_Information:_
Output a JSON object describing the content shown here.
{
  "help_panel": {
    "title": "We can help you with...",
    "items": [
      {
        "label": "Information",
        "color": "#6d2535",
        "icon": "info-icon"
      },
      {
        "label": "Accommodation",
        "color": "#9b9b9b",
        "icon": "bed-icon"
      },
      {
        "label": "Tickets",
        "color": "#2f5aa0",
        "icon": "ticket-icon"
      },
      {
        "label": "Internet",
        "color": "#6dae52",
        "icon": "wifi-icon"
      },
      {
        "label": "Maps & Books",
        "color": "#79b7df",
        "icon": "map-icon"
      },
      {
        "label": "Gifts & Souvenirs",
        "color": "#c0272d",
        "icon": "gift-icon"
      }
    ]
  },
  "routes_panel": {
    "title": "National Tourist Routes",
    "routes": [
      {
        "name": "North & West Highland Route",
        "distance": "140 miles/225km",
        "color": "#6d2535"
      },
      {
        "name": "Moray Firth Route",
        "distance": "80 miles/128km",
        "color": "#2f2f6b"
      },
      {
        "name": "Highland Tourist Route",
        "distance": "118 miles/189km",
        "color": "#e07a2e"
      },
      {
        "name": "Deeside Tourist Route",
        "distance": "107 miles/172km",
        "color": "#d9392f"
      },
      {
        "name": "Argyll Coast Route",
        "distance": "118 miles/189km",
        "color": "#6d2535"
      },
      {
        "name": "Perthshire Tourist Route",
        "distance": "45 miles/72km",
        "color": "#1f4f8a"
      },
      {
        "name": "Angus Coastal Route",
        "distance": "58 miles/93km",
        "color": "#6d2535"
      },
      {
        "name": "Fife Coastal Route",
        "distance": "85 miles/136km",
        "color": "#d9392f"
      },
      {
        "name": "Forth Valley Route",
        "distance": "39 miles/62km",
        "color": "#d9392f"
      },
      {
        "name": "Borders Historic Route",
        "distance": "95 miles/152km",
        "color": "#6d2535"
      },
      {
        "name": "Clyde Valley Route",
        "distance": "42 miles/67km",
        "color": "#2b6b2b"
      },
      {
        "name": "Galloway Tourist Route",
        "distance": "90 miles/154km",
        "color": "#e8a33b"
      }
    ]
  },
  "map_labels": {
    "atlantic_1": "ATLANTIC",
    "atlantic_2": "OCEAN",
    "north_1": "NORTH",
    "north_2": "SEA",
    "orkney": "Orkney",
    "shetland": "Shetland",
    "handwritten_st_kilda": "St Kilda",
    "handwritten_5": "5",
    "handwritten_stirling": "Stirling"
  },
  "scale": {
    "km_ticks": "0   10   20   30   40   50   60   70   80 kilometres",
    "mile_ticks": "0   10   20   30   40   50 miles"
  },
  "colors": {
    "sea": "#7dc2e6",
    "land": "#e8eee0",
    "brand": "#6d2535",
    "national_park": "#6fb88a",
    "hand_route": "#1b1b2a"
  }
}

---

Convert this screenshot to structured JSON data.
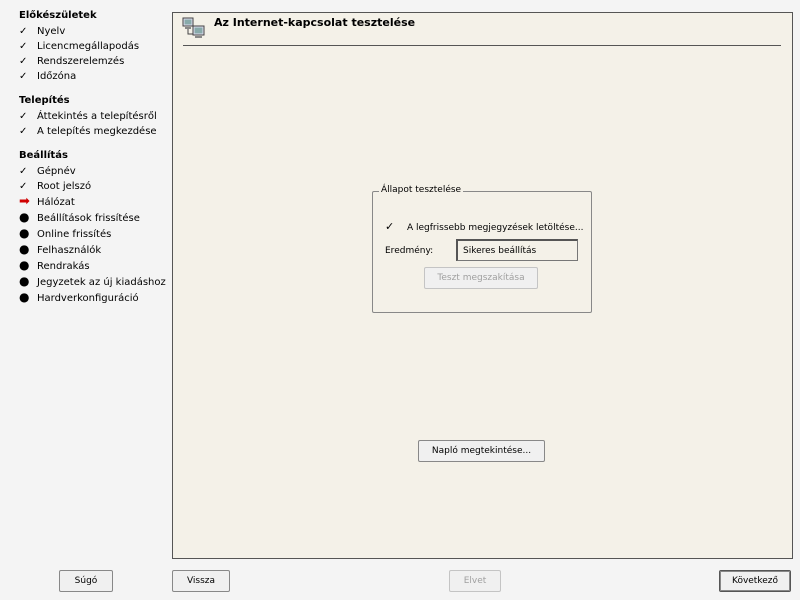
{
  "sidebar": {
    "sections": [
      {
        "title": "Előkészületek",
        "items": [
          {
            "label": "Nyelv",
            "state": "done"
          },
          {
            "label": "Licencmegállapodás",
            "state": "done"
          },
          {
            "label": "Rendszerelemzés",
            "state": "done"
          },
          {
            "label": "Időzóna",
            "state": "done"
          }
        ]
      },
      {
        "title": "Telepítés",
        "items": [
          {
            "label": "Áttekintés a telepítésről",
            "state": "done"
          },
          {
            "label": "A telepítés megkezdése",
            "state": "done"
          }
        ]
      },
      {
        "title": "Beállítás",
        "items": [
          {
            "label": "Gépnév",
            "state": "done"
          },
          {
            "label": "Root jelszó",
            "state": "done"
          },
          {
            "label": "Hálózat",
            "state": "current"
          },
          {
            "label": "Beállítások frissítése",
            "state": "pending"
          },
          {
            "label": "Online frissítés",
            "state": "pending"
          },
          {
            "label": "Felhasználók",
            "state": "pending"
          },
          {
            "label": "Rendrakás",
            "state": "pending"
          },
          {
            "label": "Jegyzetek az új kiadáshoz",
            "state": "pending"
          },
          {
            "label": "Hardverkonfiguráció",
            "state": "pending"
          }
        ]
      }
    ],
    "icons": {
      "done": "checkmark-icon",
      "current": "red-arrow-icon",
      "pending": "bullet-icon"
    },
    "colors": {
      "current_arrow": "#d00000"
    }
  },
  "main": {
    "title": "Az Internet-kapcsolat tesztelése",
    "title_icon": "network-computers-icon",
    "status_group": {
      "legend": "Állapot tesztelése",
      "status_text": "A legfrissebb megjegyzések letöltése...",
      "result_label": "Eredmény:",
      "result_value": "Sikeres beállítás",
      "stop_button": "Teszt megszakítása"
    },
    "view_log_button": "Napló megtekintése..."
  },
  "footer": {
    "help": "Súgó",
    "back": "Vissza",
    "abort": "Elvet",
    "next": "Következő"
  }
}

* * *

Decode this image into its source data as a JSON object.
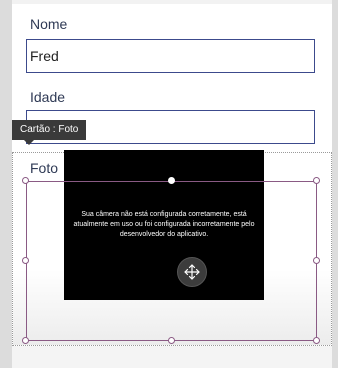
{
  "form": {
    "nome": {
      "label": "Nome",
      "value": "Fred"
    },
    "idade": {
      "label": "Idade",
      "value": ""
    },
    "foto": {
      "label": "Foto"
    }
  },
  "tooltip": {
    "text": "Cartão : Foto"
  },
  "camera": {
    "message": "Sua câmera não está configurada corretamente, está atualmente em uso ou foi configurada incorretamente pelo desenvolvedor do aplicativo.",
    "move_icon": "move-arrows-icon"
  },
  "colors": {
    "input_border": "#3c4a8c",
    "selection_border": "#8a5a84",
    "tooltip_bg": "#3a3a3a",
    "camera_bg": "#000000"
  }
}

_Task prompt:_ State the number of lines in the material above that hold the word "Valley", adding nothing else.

_Response area:_ 2